Carbon Fiber / G-10 Laminate
Strong, effective, and all business, this handle consists of an outer layer of pure carbon fiber, bonded to G-10 base layer. This laminate makes for a very durable handle.
Fiberglass Reinforced Co-Polymer
Polymers are known as very resilient materials. This injection-molded substance, reinforced with glass fiber, is one tough handle. It is chemical and heat resistant, extremely lightweight, and versatile. Furthermore, this substance can be tinted with different colors, or even made translucent.
Fiberglass Reinforced Nylon
This substance is also very lightweight and strong. It is mainly used in the manufacture of textured knife handles. It is a nylon polymer, mixed with glass fiber that can be molded. Ideal as a handle or grip.
G-10 is one of the most popular knife handle materials today, in the man-made category. It is essentially an epoxy-filled woven glass fiber. Plainly speaking, that means that it is tough. Almost untouchable in everyday situations. Temperature changes and chemicals have no effect on it, and it can also be tinted into different colors.
This is a synthetic replacement for rubber, made by Kraton. Kraton material is elastic at its core, and it provides the kind of flexibility and abilities of natural rubber, but – unlike regular rubber – it has resistance to heat, cold, and chemicals, making it a perfect handle for many kinds of knives.
Micarta is the name given to a composite of linen, canvas, or paper that is impregnated with epoxy resin (polymer) and formed into sheets or blocks. Often used in knife handles, it is lightweight, durable and very appealing aesthetically and visually. It is very versatile, and can take on different appearances and textures.
Natural materials such as bone, leather, mother of pearl, and abalone. Some handles are made of wood and stones that are suitable for making handles. Natural material are also very commonly used to one-up a pre-existing handle.
Nishijin Glass Fiber
Harking back to the distinctive patterns of traditional Japanese nishijin woven textiles, this material is very similar to carbon fiber. Strong and rigid.
Peel-Ply Carbon Fiber
This is very similar to regular carbon fiber, but with an extra feature. During the manufacturing process, a textured protective layer is bonded to the handle’s surface. After the production of the handle is finished, the protective layer is peeled off, revealing a non-slip, high-traction texture which works very well as a handle.
This is a well-known material. Stainless steel is essentially a steel containing a minimum of 12% chromium. The chromium helps create a barrier which inhibits corrosion. This is what makes the steel resistant to corrosion, but not 100% immune to rust.
Titanium is used in many kinds of kitchenware. It is one of the most popular non-steel metals around. It is very lightweight, very strong, and very resistant to corrosion.
One of Spyderco’s trademarks, which is used on several of Spyderco’s fiberglass-reinforced-nylon-handled knives. It is a continuous, waffle-like pattern of small squares with central divots. These provide resistance to slipping when gripped.

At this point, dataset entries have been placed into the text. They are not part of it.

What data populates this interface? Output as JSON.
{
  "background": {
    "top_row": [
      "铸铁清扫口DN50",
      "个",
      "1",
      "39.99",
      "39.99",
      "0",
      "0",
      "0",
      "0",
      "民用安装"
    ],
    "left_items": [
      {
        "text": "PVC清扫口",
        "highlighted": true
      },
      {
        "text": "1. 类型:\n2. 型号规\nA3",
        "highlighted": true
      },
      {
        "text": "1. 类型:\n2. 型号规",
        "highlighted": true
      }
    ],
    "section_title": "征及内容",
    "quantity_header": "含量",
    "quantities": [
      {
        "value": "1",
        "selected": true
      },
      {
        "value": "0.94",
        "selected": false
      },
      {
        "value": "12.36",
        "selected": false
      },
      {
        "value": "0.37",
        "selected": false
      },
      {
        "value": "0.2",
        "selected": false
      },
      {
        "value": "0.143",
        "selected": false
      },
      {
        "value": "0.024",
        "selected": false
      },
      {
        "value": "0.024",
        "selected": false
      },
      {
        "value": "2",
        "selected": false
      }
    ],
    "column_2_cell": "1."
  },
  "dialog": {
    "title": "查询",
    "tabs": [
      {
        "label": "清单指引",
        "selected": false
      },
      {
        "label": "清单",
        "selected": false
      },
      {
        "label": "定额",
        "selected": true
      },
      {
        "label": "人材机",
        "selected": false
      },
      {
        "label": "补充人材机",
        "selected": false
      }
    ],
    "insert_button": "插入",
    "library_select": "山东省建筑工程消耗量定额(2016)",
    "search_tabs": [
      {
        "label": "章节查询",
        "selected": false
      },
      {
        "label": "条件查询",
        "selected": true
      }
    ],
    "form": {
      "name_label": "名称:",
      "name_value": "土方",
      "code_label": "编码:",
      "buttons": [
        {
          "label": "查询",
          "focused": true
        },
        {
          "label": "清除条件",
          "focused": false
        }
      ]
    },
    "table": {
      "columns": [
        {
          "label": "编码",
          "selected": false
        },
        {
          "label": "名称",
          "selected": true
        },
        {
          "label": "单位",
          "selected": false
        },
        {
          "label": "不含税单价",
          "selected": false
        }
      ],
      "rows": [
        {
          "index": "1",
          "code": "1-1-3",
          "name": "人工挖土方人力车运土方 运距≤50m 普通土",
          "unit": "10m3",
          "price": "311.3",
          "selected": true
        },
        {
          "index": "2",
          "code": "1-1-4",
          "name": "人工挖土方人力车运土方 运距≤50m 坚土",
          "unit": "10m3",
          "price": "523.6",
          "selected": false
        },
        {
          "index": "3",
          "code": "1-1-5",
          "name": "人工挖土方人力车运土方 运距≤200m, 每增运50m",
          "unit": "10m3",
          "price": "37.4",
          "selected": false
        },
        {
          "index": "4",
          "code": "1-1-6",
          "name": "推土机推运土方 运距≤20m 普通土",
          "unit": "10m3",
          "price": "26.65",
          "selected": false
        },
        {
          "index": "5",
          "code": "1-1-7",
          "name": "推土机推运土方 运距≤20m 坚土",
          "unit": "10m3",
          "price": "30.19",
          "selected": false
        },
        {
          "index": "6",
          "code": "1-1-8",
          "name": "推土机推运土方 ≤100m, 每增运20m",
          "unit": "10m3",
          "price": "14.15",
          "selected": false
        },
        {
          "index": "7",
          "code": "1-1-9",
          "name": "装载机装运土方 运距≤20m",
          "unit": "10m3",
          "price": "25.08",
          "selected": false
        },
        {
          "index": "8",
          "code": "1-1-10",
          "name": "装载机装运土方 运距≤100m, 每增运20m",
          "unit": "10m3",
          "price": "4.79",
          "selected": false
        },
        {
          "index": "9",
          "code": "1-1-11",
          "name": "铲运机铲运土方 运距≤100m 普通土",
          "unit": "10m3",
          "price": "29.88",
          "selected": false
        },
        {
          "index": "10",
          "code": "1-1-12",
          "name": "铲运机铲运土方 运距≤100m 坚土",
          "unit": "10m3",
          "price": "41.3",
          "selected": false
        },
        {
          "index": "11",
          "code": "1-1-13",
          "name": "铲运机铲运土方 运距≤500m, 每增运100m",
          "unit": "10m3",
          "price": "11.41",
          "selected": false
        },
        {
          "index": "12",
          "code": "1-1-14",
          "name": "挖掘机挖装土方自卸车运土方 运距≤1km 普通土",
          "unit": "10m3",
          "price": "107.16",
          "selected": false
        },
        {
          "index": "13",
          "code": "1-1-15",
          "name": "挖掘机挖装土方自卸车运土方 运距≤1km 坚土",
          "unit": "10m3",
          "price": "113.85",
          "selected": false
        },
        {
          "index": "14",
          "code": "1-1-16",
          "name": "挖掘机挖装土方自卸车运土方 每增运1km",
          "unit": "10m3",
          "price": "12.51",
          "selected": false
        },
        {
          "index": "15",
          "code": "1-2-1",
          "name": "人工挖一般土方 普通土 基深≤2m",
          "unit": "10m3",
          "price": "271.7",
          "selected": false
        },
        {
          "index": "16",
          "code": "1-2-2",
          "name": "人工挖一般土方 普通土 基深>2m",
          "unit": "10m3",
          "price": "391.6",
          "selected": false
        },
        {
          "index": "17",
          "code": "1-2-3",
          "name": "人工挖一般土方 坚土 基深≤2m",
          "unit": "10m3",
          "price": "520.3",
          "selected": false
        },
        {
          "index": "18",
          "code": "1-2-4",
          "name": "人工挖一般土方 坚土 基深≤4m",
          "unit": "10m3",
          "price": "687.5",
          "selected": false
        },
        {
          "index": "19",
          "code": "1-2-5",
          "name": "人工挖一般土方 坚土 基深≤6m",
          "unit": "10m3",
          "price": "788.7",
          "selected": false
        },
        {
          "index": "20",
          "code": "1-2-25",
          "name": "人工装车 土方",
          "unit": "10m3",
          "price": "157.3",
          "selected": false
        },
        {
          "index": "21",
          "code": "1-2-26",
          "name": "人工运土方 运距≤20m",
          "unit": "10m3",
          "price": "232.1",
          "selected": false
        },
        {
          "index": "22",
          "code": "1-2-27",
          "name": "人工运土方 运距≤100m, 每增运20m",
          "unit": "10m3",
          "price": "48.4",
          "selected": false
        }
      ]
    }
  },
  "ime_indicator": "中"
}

Spyderco has a wide range of knife handle materials, and their products can be purchased online as well as at the Spyderco outlet store in Colorado. Occasionally, there is a release one an older or discontinued model as a limited-edition Sprint Run. In Sprint Runs, a different handle material and treatment is sometimes used.
A fun thing about knife handles is that they are something which is also DIY-able. Not everyone has a way to forge a knife, but certain materials are acquirable. There is nothing quite like fashioning your own knife handle, or embellishing on an existing one.